I don’t know about you, but we have been roasting this past week. There’s nothing like being drenched in South Carolina’s soggy heat. The moment you walk outside, a wall of humidity hits you in the face. The Corgis and I hide from the heat by lounging on the couch, waiting for it to get cool enough for a game of fetch. But while I’ve been inside, I have been flying through books, so I suppose having more reading time is a great silver lining. Today we’re talking about two of those books which I read for Disability Pride Month.
But first, new books! Also, make sure to check out Book Riot’s newest podcast, First Edition, where BookRiot.com co-founder Jeff O’Neal explores the wide bookish world. Subscribe to hear them and stay to hear Book Riot’s editors pick the “it” book of the month.
Intuitively Chosen Tarot Card Bookmark with tassel and mini tarot reading by Aethereal Books
Sometimes, unique interests overlap, and this is definitely one of those times! A tarot card reader will pull a card for you as your bookmark AND will give you a mini tarot reading. $8

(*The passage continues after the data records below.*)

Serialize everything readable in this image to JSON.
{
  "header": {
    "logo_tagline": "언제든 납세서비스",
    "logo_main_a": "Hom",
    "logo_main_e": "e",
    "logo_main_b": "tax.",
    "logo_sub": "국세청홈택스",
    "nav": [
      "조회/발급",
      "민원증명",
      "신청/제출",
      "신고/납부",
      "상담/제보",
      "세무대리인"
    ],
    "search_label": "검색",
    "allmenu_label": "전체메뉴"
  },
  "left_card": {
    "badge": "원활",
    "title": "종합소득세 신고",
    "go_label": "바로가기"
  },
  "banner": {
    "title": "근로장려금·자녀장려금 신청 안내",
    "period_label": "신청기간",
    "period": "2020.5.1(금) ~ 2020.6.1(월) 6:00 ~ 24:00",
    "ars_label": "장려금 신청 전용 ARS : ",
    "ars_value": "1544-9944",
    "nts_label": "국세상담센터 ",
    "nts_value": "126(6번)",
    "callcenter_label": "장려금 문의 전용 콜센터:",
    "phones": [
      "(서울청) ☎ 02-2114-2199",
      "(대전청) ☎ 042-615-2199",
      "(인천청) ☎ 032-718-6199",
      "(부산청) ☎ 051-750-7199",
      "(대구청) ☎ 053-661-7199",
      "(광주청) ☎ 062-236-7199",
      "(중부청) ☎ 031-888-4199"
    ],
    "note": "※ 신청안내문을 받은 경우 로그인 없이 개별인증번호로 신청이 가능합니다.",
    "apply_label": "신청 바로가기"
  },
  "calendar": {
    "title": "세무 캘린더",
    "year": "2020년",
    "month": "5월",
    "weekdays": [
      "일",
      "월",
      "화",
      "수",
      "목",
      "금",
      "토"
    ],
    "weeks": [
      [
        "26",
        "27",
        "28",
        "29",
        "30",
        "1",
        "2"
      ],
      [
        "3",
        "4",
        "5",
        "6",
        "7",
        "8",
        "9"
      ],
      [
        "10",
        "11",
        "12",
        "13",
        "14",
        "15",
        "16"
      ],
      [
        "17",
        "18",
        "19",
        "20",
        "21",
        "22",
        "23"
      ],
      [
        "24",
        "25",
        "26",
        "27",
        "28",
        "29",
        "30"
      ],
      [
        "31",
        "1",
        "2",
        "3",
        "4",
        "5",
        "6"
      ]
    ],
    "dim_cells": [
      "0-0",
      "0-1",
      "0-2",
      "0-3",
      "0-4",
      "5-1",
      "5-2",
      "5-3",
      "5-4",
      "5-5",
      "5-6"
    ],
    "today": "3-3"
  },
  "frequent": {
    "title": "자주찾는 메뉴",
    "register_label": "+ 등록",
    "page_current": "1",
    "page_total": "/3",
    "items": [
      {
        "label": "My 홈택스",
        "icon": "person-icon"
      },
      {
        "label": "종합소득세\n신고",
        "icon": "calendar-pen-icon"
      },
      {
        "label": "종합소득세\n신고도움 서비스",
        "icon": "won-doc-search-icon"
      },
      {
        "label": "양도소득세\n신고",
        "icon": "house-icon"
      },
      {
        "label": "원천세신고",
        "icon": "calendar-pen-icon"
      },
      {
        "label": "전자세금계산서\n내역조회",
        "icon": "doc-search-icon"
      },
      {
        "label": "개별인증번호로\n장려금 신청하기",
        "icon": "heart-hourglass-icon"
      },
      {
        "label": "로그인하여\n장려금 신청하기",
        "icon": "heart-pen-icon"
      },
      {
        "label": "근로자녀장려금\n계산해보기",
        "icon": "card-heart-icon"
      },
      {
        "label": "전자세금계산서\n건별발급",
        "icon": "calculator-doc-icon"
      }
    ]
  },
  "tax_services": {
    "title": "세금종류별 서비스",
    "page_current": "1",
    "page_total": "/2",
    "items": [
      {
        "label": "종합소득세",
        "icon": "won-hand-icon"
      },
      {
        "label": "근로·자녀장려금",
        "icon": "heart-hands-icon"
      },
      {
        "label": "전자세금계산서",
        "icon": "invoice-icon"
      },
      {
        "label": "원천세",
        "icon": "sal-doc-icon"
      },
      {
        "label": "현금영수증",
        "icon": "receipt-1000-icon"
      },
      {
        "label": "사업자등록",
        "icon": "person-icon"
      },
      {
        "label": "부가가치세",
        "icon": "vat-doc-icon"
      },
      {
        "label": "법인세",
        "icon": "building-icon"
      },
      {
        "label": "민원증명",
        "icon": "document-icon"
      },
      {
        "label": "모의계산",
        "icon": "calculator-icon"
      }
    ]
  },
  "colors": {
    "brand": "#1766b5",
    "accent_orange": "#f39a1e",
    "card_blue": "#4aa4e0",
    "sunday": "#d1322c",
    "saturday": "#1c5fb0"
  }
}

Coco: The Official Cookbook by Gino Garcia
I love a cookbook that gives adults a way to inspire kids to try cooking with them. Cooking with the kids in your life is an excellent way to have a great time while teaching them an important life skill at the same time! Inspired by the famous Pixar movie, Coco: The Official Cookbook is a fun way to celebrate the movie with fans of all ages.
Tuna, the chicken of the sea, have a fascinating history. Author Karen Pinchin begins exploring the history of tuna and the industry that fishes them out of the sea by the millions.
For a more comprehensive list, check out our New Books newsletter.
When Eddie Ndopu learns that he’s just received a full ride to Oxford, he feels elated. Finally, all of his work advocating for disabled people around the world has paid off. But when he contacts the university about covering his accommodations for his disability, they refuse to cover the cost of his caregiver. Ndopu describes the never-ending logistics and financial emergencies he experiences attending Oxford as someone with spinal muscular atrophy. Despite Oxford being one of the richest and oldest universities in the world, they still claimed, over and over again, not to be able to afford his care. Ndopu nevertheless pushes through, fighting not just for himself but for all disabled people who asked for equitable accommodations.
Dying: A Memoir by Cory Taylor
Australian author Cory Taylor is told that there is nothing the doctors can do. She is going to die. After two years of battling cancer, she expected this, but she still finds herself emotionally reeling from the news. Dying is her last testament, her thoughts, feelings, and experiences of going about the business of dying. Taylor finds herself often wandering through her memories of her childhood, thinking of all of the decisions that led to her current life. What would have happened if she made a different decision? Would she still be dying from a fatal illness? A beautiful ode to life and living, Dying is a memoir readers won’t soon forget.
That’s it for this week! You can find me over on my substack Winchester Ave, over on Instagram @kdwinchester, or on my podcast Read Appalachia. As always, feel free to drop me a line at email@example.com. For even MORE bookish content, you can find my articles over on Book Riot.
Happy Reading, Friends!